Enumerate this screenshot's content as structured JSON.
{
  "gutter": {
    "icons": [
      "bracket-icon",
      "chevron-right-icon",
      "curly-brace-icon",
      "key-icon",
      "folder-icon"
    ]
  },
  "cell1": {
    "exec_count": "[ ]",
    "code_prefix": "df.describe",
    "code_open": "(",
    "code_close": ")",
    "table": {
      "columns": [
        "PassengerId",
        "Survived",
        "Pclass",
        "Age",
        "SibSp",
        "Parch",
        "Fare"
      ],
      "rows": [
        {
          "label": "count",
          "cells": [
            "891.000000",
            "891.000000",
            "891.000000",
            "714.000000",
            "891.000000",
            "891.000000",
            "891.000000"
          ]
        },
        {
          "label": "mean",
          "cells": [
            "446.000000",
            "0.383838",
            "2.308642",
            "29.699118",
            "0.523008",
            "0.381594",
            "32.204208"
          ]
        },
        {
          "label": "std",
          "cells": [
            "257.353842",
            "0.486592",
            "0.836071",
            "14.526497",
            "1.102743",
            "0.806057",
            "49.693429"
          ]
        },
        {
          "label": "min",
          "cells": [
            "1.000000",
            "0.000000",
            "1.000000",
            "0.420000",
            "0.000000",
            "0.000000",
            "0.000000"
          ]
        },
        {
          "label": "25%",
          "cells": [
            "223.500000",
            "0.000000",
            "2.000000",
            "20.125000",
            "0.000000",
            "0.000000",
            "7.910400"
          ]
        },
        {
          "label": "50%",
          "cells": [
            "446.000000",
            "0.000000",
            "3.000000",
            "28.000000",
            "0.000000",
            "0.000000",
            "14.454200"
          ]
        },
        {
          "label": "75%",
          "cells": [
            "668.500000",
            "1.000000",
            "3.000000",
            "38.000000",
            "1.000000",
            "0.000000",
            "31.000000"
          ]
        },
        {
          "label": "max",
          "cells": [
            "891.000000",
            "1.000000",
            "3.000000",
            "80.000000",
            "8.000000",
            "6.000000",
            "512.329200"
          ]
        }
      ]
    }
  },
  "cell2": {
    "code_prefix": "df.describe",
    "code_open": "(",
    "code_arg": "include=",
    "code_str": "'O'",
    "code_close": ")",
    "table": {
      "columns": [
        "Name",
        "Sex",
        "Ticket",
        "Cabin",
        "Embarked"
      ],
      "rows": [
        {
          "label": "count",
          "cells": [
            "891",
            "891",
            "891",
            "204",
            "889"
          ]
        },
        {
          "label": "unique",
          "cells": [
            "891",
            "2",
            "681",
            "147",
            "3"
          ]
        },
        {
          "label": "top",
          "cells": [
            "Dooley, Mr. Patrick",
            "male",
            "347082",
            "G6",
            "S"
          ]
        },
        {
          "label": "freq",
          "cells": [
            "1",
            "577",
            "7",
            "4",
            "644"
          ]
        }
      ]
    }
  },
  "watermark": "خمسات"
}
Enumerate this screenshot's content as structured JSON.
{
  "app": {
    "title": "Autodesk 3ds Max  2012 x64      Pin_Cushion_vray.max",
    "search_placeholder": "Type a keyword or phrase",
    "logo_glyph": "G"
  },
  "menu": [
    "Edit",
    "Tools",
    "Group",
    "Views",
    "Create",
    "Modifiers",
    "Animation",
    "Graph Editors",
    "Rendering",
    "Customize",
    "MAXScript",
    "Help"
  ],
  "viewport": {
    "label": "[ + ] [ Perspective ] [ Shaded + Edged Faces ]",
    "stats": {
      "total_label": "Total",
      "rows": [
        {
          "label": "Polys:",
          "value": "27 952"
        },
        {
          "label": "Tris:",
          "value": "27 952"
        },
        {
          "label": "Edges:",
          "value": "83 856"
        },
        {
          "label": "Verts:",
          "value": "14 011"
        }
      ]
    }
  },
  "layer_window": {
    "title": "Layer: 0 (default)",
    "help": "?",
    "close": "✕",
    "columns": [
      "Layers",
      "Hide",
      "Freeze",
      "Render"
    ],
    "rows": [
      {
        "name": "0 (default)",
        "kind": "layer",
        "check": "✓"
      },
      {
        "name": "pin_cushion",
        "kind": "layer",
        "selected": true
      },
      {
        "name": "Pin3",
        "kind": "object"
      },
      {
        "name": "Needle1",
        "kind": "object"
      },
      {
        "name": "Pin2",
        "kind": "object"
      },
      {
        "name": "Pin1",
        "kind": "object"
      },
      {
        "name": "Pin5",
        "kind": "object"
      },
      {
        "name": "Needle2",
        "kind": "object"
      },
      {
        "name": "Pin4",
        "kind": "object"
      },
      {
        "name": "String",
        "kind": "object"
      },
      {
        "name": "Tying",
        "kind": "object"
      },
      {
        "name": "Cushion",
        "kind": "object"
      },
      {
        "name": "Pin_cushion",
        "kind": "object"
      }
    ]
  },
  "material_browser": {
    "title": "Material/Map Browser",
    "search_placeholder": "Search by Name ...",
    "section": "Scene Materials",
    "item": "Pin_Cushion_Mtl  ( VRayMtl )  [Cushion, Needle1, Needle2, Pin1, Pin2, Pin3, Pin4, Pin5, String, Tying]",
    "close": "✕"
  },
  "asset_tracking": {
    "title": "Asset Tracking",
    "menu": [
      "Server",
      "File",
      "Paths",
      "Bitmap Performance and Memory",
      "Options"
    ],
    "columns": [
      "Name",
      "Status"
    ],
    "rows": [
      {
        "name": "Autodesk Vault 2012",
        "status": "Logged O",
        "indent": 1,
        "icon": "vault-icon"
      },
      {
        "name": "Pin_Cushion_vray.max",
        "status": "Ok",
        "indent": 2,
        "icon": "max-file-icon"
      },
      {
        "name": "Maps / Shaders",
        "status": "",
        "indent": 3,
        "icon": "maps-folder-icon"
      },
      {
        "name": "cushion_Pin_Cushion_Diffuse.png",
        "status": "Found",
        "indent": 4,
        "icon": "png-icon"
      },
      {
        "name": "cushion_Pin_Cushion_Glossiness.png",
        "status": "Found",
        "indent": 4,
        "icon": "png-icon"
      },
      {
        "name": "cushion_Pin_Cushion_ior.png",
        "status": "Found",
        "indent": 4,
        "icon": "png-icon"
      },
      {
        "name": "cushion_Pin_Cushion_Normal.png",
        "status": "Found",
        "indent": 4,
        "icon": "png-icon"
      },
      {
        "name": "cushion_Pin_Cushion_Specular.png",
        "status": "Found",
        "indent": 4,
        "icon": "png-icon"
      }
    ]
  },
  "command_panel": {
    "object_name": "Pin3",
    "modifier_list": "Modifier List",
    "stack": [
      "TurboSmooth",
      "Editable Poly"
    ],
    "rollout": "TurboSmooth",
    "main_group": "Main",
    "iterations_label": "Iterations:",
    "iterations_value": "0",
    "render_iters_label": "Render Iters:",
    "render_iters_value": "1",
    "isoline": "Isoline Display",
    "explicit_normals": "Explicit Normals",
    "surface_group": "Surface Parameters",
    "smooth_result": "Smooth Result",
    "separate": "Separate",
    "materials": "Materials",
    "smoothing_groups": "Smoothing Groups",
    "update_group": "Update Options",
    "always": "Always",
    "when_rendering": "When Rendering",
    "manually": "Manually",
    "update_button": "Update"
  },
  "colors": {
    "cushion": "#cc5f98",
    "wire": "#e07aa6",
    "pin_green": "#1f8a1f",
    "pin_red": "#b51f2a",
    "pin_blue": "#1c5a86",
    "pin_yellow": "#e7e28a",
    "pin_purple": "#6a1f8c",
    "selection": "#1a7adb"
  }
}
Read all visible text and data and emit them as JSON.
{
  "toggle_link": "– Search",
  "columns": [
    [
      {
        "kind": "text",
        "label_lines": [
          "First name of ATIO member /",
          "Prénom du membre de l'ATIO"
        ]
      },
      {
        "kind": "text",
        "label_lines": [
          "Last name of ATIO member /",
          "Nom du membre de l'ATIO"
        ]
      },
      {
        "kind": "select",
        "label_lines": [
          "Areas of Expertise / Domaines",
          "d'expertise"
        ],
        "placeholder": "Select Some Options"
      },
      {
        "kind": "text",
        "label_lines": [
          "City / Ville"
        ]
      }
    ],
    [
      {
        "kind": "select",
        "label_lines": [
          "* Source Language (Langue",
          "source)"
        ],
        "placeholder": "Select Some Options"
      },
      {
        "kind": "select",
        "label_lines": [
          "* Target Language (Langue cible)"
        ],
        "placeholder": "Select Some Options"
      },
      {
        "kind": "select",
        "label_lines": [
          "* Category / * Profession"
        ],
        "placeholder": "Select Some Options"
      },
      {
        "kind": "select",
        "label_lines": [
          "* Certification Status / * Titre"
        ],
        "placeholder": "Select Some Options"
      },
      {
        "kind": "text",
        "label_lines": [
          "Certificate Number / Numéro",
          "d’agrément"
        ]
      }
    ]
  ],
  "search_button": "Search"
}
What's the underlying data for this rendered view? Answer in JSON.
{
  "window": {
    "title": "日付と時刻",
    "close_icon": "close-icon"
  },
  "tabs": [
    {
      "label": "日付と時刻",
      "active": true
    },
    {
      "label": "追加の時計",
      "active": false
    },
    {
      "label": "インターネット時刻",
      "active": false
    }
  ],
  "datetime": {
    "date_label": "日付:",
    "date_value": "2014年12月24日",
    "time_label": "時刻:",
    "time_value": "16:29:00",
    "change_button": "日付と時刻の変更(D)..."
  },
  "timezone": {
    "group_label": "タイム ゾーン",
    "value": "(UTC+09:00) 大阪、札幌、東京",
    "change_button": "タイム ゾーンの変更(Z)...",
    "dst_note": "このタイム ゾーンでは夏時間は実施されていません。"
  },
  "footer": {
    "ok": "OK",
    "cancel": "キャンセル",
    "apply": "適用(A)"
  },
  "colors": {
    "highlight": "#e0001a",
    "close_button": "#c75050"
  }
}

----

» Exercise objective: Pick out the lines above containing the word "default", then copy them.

» Result of the task:
    "title": "Layer: 0 (default)",
        "name": "0 (default)",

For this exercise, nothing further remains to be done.